She added: “As a family business, the hardest decisions are the ones that affect our people, which is why it pains me to share news today of the toughest decision we have ever had to take that we will, very regrettably, need to make a 14% net reduction in our overall headcount, approximately 450 roles.”
US drug maker Pfizer and German biotech company BioNTech said an advanced trial has begun on a Covid-19 vaccine candidate that the firms hope to bring to market by the end of 2020, Matt Mathers reports.
The trial will include 30,000 participants from 120 sites across the globe, including regions hardest hit by the pandemic. If successful, the firms plan to apply for regulatory approval for the potential vaccine by October.
Pfizer and BioNTech hope to supply 100 million doses of the treatment – named BNT162b2 – by the end of 2020, rising to 1.3 billion by the end of 2021.
“The initiation of the Phase 2/3 trial is a major step forward in our progress toward providing a potential vaccine to help fight the ongoing Covid-19 pandemic,” the companies said in a statement on Monday.
“Many steps have been taken toward this important milestone and we would like to thank all those involved for their extraordinary commitment.”
Over 56,400 deaths involving Covid-19 registered in UK
Just over 56,400 deaths involving Covid-19 have now been registered in the UK.
Figures published by the ONS show that 51,366 deaths involving Covid-19 had occurred in England and Wales up to 17 July, and had been registered by 25 July.
Figures published last week by the National Records for Scotland showed that 4,193 deaths involving Covid-19 had been registered in Scotland up to 19 July while 850 deaths had occurred in Northern Ireland up to 17 July (and had been registered up to 22 July) according to the Northern Ireland Statistics and Research Agency.

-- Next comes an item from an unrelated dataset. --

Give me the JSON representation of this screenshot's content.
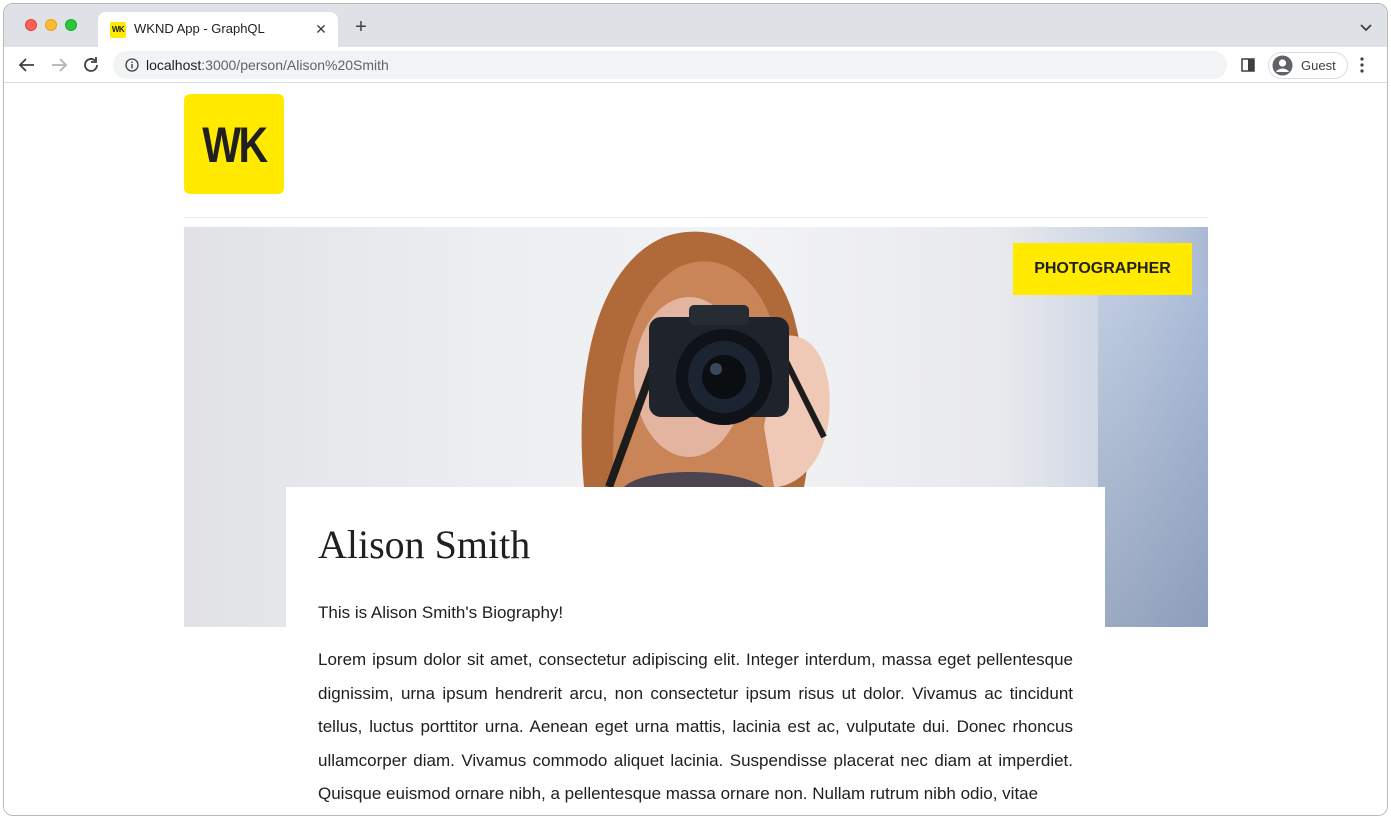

Together, these figures mean that so far 56,409 deaths have been registered in the UK where Covid-19 was mentioned on the death certificate, including suspected cases.
German advises against travel to virus-hit Spanish regions

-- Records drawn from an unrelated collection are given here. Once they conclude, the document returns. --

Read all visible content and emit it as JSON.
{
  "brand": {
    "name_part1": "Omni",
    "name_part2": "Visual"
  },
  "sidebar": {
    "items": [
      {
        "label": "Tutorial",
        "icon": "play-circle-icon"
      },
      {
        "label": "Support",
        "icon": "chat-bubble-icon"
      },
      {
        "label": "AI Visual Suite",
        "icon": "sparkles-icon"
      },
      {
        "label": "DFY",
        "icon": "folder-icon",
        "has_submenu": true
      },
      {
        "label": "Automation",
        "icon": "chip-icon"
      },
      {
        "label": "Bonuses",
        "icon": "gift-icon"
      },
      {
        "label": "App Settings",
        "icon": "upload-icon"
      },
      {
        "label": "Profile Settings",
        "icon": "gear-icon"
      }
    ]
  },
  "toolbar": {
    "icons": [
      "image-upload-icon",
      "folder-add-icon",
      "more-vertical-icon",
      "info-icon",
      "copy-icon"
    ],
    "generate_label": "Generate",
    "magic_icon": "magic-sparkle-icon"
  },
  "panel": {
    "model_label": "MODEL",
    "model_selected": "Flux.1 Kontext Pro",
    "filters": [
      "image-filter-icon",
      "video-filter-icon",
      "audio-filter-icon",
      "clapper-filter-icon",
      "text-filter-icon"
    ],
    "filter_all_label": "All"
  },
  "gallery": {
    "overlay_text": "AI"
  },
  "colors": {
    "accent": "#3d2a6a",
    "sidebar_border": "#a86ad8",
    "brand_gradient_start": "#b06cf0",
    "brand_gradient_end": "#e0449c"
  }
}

Germany’s foreign ministry has advised holidaymakers not to travel to several Spanish regions including Catalonia, home to Barcelona, that have seen coronavirus infection rates rise.
“We currently advise against unnecessary tourist trips to the autonomous communities of Aragon, Catalonia and Navarre due to high infection numbers and local lockdowns,” the ministry said on its website.
Spain’s rise in Covid-19 cases has prompted most regions to impose rules for masks to be worn everywhere and, in several areas including Barcelona, calls for people to stay at home.
Deaths where Covid-19 mentioned on death certificate fall to lowest number since mid-March
There were a total of 8,823 deaths registered in England and Wales in the week to 17 July, according to the Office for National Statistics (ONS), 270 fewer than the five-year average of 9,093.
This is the fifth week in a row that deaths have been below the five-year average.
Of the deaths registered in the week to 17 July, 295 mentioned Covid-19 on the death certificate – the lowest number of deaths involving Covid-19 since the week ending 20 March.
Negligence behind rise in German coronavirus infections, health institute says
Negligence is behind a steady rise in new coronavirus infections in Germany, the head of the Robert Koch Institute (RKI) for infectious diseases has said, adding that it was unclear if the country was experiencing a second wave.
“The new developments in Germany make me very worried,” Lothar Wieler said during his first news conference in weeks.
“The rise has to do with the fact that we have become negligent.”
The number of daily new cases almost doubled on Tuesday to 633, and the RKI linked the increase to increased social contact at parties and in the workplace. It urged people not to flout social distancing rules.